Task brief: To complete this task, print all the data below exactly but leave out the images.

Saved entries
* * *

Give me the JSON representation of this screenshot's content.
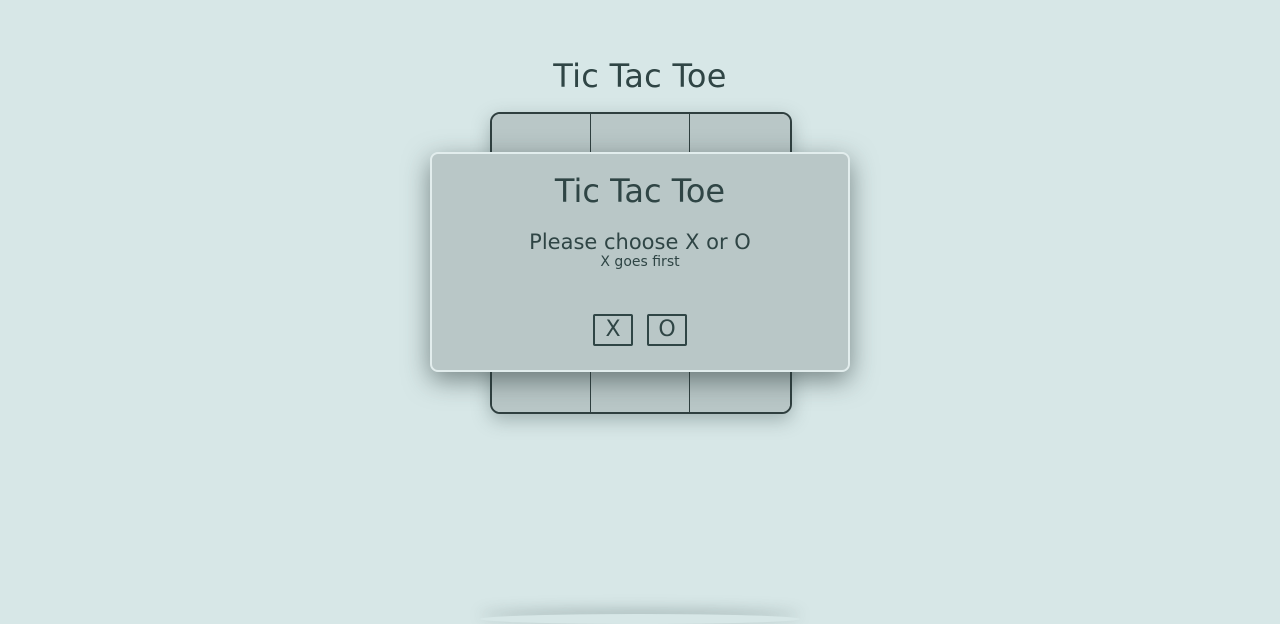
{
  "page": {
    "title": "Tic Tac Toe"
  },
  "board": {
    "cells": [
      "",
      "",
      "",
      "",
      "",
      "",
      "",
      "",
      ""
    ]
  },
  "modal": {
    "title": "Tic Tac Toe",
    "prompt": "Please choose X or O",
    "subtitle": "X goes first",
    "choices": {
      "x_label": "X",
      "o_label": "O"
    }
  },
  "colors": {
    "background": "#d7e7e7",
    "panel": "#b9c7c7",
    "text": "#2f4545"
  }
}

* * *

Output of the task:
Give me the JSON representation of this screenshot's content.
{
  "page": {
    "title": "Tic Tac Toe"
  },
  "board": {
    "cells": [
      "",
      "",
      "",
      "",
      "",
      "",
      "",
      "",
      ""
    ]
  },
  "modal": {
    "title": "Tic Tac Toe",
    "prompt": "Please choose X or O",
    "subtitle": "X goes first",
    "choices": {
      "x_label": "X",
      "o_label": "O"
    }
  },
  "colors": {
    "background": "#d7e7e7",
    "panel": "#b9c7c7",
    "text": "#2f4545"
  }
}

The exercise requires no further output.